Element data from apps and pages
|---|
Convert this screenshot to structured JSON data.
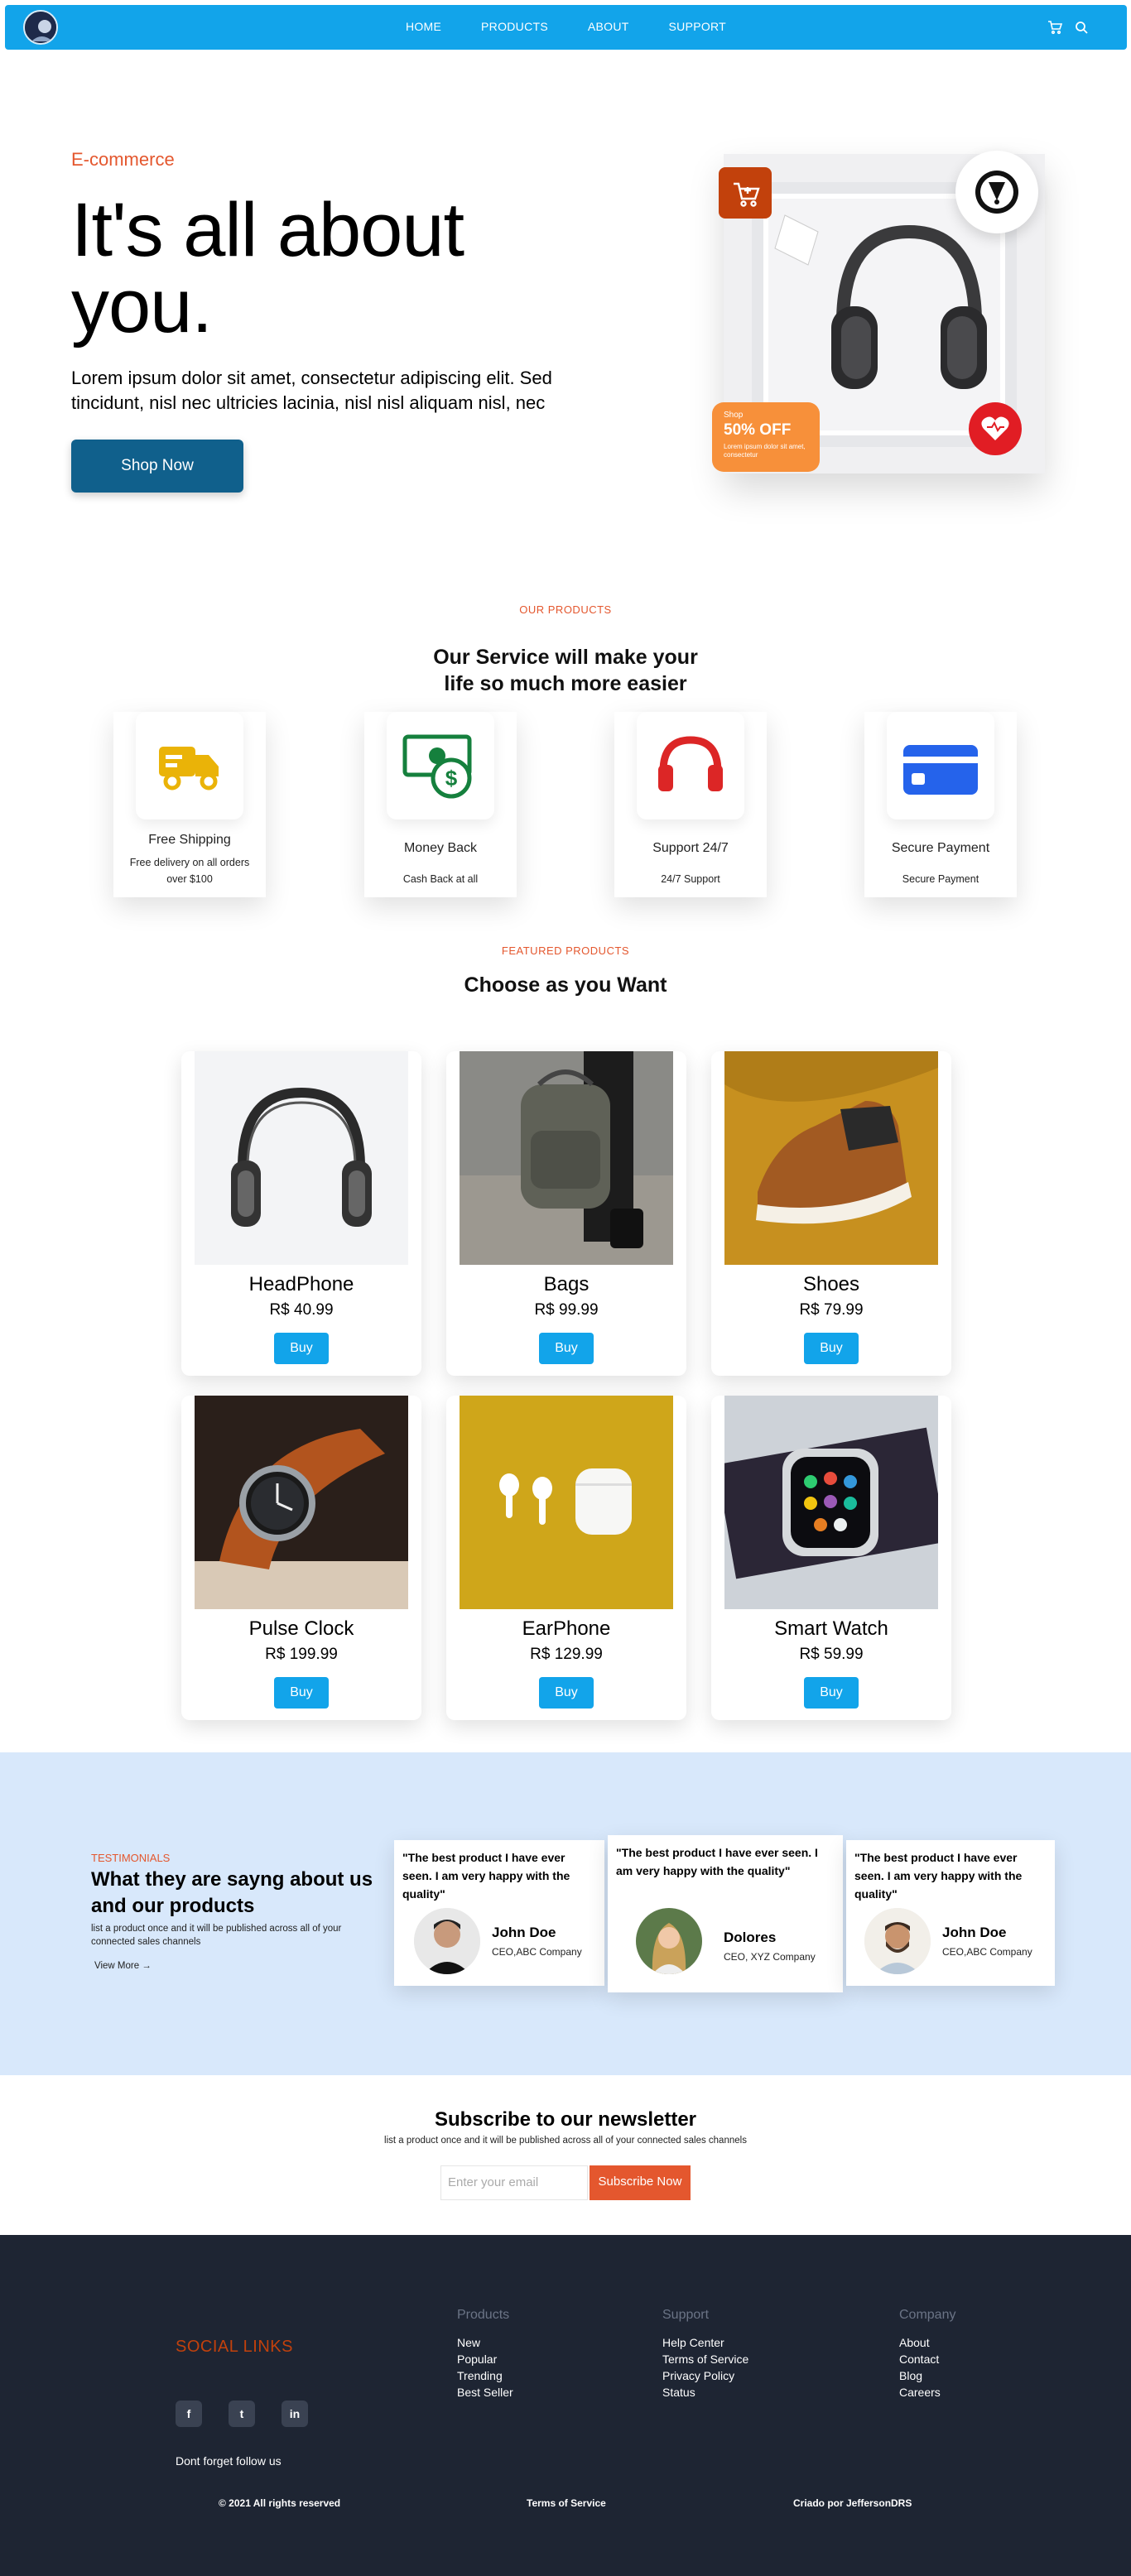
{
  "nav": {
    "links": [
      "HOME",
      "PRODUCTS",
      "ABOUT",
      "SUPPORT"
    ],
    "icons": [
      "cart-icon",
      "search-icon"
    ]
  },
  "hero": {
    "eyebrow": "E-commerce",
    "title": "It's all about you.",
    "text": "Lorem ipsum dolor sit amet, consectetur adipiscing elit. Sed tincidunt, nisl nec ultricies lacinia, nisl nisl aliquam nisl, nec",
    "cta": "Shop Now",
    "badge": {
      "small": "Shop",
      "big": "50% OFF",
      "text": "Lorem ipsum dolor sit amet, consectetur"
    }
  },
  "services": {
    "eyebrow": "OUR PRODUCTS",
    "title_line1": "Our Service will make your",
    "title_line2": "life so much more easier",
    "items": [
      {
        "title": "Free Shipping",
        "desc": "Free delivery on all orders over $100",
        "icon": "truck-icon",
        "color": "#eab308"
      },
      {
        "title": "Money Back",
        "desc": "Cash Back at all",
        "icon": "money-icon",
        "color": "#15803d"
      },
      {
        "title": "Support 24/7",
        "desc": "24/7 Support",
        "icon": "headset-icon",
        "color": "#dc2626"
      },
      {
        "title": "Secure Payment",
        "desc": "Secure Payment",
        "icon": "card-icon",
        "color": "#2563eb"
      }
    ]
  },
  "featured": {
    "eyebrow": "FEATURED PRODUCTS",
    "title": "Choose as you Want",
    "buy_label": "Buy",
    "products": [
      {
        "name": "HeadPhone",
        "price": "R$ 40.99"
      },
      {
        "name": "Bags",
        "price": "R$ 99.99"
      },
      {
        "name": "Shoes",
        "price": "R$ 79.99"
      },
      {
        "name": "Pulse Clock",
        "price": "R$ 199.99"
      },
      {
        "name": "EarPhone",
        "price": "R$ 129.99"
      },
      {
        "name": "Smart Watch",
        "price": "R$ 59.99"
      }
    ]
  },
  "testimonials": {
    "eyebrow": "TESTIMONIALS",
    "title": "What they are sayng about us and our products",
    "desc": "list a product once and it will be published across all of your connected sales channels",
    "link": "View More →",
    "items": [
      {
        "quote": "\"The best product I have ever seen. I am very happy with the quality\"",
        "name": "John Doe",
        "role": "CEO,ABC Company"
      },
      {
        "quote": "\"The best product I have ever seen. I am very happy with the quality\"",
        "name": "Dolores",
        "role": "CEO, XYZ Company"
      },
      {
        "quote": "\"The best product I have ever seen. I am very happy with the quality\"",
        "name": "John Doe",
        "role": "CEO,ABC Company"
      }
    ]
  },
  "newsletter": {
    "title": "Subscribe to our newsletter",
    "desc": "list a product once and it will be published across all of your connected sales channels",
    "placeholder": "Enter your email",
    "button": "Subscribe Now"
  },
  "footer": {
    "social_title": "SOCIAL LINKS",
    "social": [
      "f",
      "t",
      "in"
    ],
    "follow": "Dont forget follow us",
    "columns": [
      {
        "title": "Products",
        "links": [
          "New",
          "Popular",
          "Trending",
          "Best Seller"
        ]
      },
      {
        "title": "Support",
        "links": [
          "Help Center",
          "Terms of Service",
          "Privacy Policy",
          "Status"
        ]
      },
      {
        "title": "Company",
        "links": [
          "About",
          "Contact",
          "Blog",
          "Careers"
        ]
      }
    ],
    "copyright": "© 2021 All rights reserved",
    "terms": "Terms of Service",
    "credit": "Criado por JeffersonDRS"
  },
  "colors": {
    "primary": "#12a4ea",
    "accent": "#e4572e",
    "dark": "#1e2533",
    "button": "#10608c"
  }
}
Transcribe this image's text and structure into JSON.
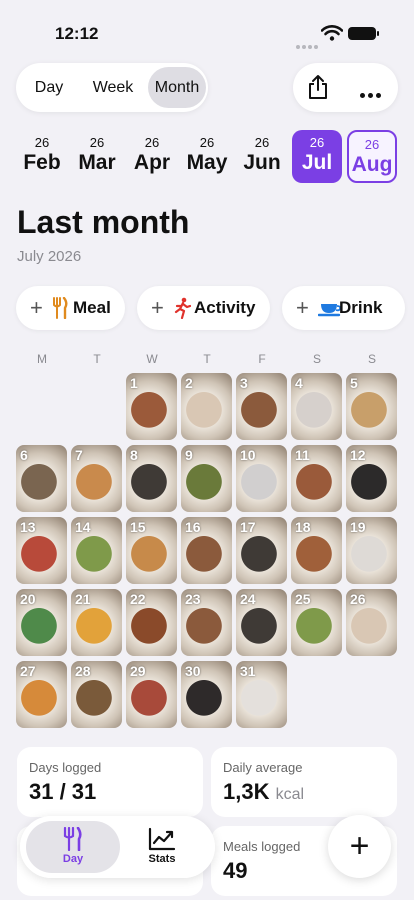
{
  "status_bar": {
    "time": "12:12"
  },
  "segmented": {
    "options": [
      "Day",
      "Week",
      "Month"
    ],
    "selected": "Month"
  },
  "months": [
    {
      "year": "26",
      "month": "Feb"
    },
    {
      "year": "26",
      "month": "Mar"
    },
    {
      "year": "26",
      "month": "Apr"
    },
    {
      "year": "26",
      "month": "May"
    },
    {
      "year": "26",
      "month": "Jun"
    },
    {
      "year": "26",
      "month": "Jul"
    },
    {
      "year": "26",
      "month": "Aug"
    }
  ],
  "header": {
    "title": "Last month",
    "subtitle": "July 2026"
  },
  "quick_add": [
    {
      "label": "Meal",
      "icon": "fork-knife-icon"
    },
    {
      "label": "Activity",
      "icon": "runner-icon"
    },
    {
      "label": "Drink",
      "icon": "cup-icon"
    }
  ],
  "weekdays": [
    "M",
    "T",
    "W",
    "T",
    "F",
    "S",
    "S"
  ],
  "calendar": {
    "days": [
      "1",
      "2",
      "3",
      "4",
      "5",
      "6",
      "7",
      "8",
      "9",
      "10",
      "11",
      "12",
      "13",
      "14",
      "15",
      "16",
      "17",
      "18",
      "19",
      "20",
      "21",
      "22",
      "23",
      "24",
      "25",
      "26",
      "27",
      "28",
      "29",
      "30",
      "31"
    ],
    "photo_colors": [
      "#9b5a3a",
      "#d9c7b4",
      "#8b5a3c",
      "#d6d0cc",
      "#c89f6a",
      "#7a6550",
      "#c98a4c",
      "#3f3a36",
      "#6a7a3a",
      "#d1cfcf",
      "#9a5a3a",
      "#2c2a2a",
      "#b84a3a",
      "#7f9a4a",
      "#c78a4a",
      "#8b5a3c",
      "#3f3a36",
      "#a0603a",
      "#dedad6",
      "#4f8a4a",
      "#e2a23a",
      "#8a4a2a",
      "#8b5a3c",
      "#3f3a36",
      "#7f9a4a",
      "#d9c7b4",
      "#d68a3a",
      "#7a5a3a",
      "#a84a3a",
      "#2e2a2a",
      "#e4e0dc"
    ]
  },
  "stats": {
    "days_logged_label": "Days logged",
    "days_logged_value": "31 / 31",
    "daily_average_label": "Daily average",
    "daily_average_value": "1,3K",
    "daily_average_unit": "kcal",
    "meals_logged_label": "Meals logged",
    "meals_logged_value": "49"
  },
  "tabbar": {
    "tabs": [
      "Day",
      "Stats"
    ],
    "active": "Day"
  },
  "colors": {
    "accent": "#7b3fe4",
    "background": "#f2f1f6"
  }
}
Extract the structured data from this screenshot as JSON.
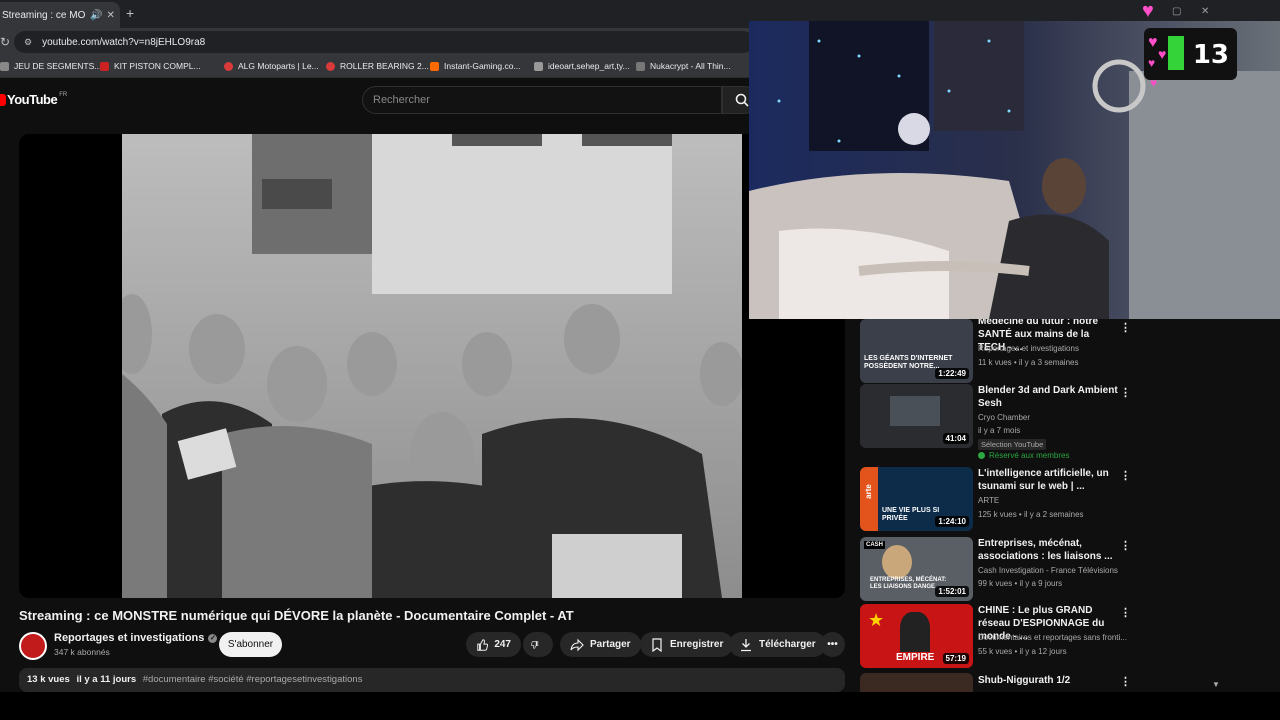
{
  "browser": {
    "tab_title": "Streaming : ce MONSTRE",
    "tab_audio_icon": "speaker-icon",
    "new_tab_label": "+",
    "url": "youtube.com/watch?v=n8jEHLO9ra8",
    "bookmarks": [
      {
        "label": "JEU DE SEGMENTS...",
        "color": "#888888"
      },
      {
        "label": "KIT PISTON COMPL...",
        "color": "#cc2222"
      },
      {
        "label": "ALG Motoparts | Le...",
        "color": "#d93a3a"
      },
      {
        "label": "ROLLER BEARING 2...",
        "color": "#d93a3a"
      },
      {
        "label": "Instant-Gaming.co...",
        "color": "#ff6a00"
      },
      {
        "label": "ideoart,sehep_art,ty...",
        "color": "#999999"
      },
      {
        "label": "Nukacrypt - All Thin...",
        "color": "#777777"
      }
    ]
  },
  "youtube": {
    "logo_text": "YouTube",
    "country_code": "FR",
    "search_placeholder": "Rechercher"
  },
  "video": {
    "title": "Streaming : ce MONSTRE numérique qui DÉVORE la planète - Documentaire Complet - AT",
    "channel_name": "Reportages et investigations",
    "subscribers": "347 k abonnés",
    "subscribe_label": "S'abonner",
    "like_count": "247",
    "share_label": "Partager",
    "save_label": "Enregistrer",
    "download_label": "Télécharger",
    "views": "13 k vues",
    "date": "il y a 11 jours",
    "tags": "#documentaire #société #reportagesetinvestigations"
  },
  "recommendations": [
    {
      "title": "Médecine du futur : notre SANTÉ aux mains de la TECH - ...",
      "channel": "Reportages et investigations",
      "meta": "11 k vues • il y a 3 semaines",
      "duration": "1:22:49",
      "thumb_text": "LES GÉANTS D'INTERNET POSSÈDENT NOTRE...",
      "thumb_color": "#3a3f4a"
    },
    {
      "title": "Blender 3d and Dark Ambient Sesh",
      "channel": "Cryo Chamber",
      "meta": "il y a 7 mois",
      "badge": "Sélection YouTube",
      "member": "Réservé aux membres",
      "duration": "41:04",
      "thumb_color": "#2a2c30"
    },
    {
      "title": "L'intelligence artificielle, un tsunami sur le web | ...",
      "channel": "ARTE",
      "meta": "125 k vues • il y a 2 semaines",
      "duration": "1:24:10",
      "thumb_text": "UNE VIE PLUS SI PRIVÉE",
      "thumb_brand": "arte",
      "thumb_color": "#0d2c4a"
    },
    {
      "title": "Entreprises, mécénat, associations : les liaisons ...",
      "channel": "Cash Investigation - France Télévisions",
      "meta": "99 k vues • il y a 9 jours",
      "duration": "1:52:01",
      "thumb_text": "ENTREPRISES, MÉCÉNAT: LES LIAISONS DANGE...",
      "thumb_brand": "CASH",
      "thumb_color": "#5a5f66"
    },
    {
      "title": "CHINE : Le plus GRAND réseau D'ESPIONNAGE du monde - ...",
      "channel": "Documentaires et reportages sans fronti...",
      "meta": "55 k vues • il y a 12 jours",
      "duration": "57:19",
      "thumb_text": "EMPIRE",
      "thumb_color": "#c81414"
    },
    {
      "title": "Shub-Niggurath 1/2",
      "channel": "",
      "meta": "",
      "duration": "",
      "thumb_color": "#3a2a22"
    }
  ],
  "overlay": {
    "counter_value": "13"
  }
}
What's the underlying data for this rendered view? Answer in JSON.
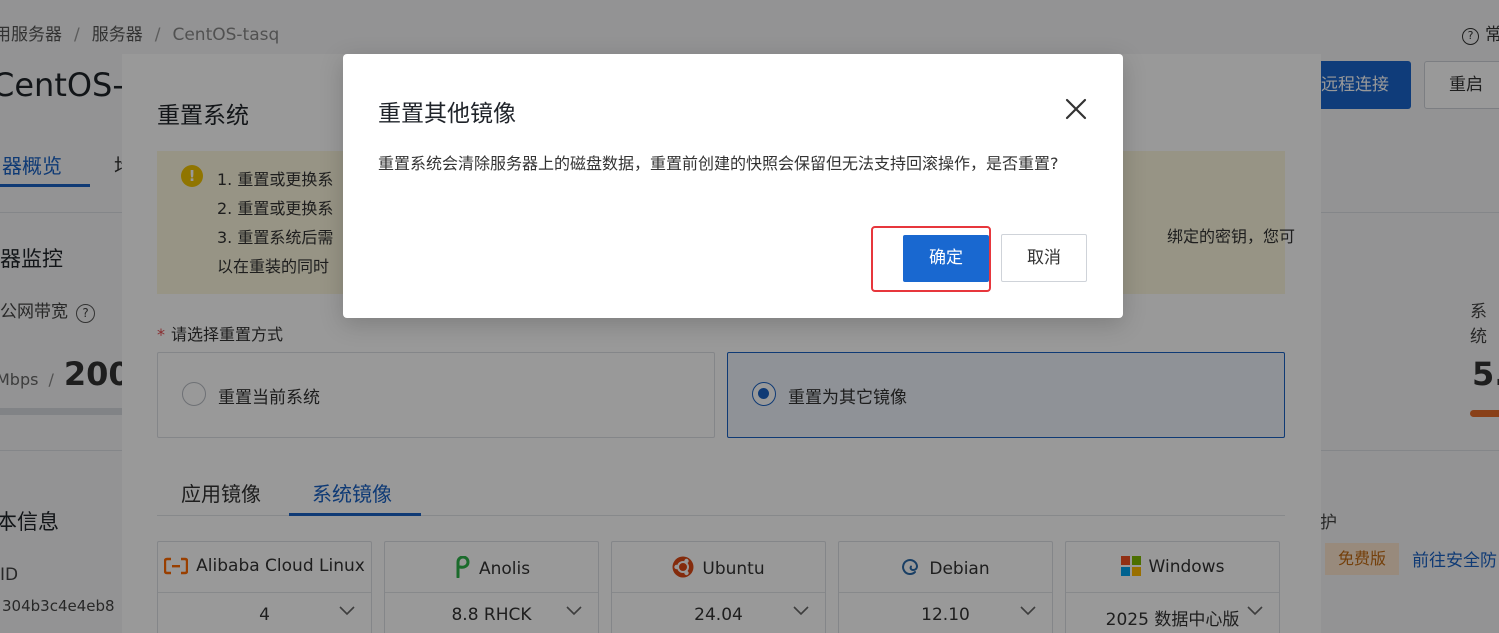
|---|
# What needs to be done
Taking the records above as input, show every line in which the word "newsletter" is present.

# Answer to this task
  "newsletter": {
    "title": "Subscribe to our newsletter",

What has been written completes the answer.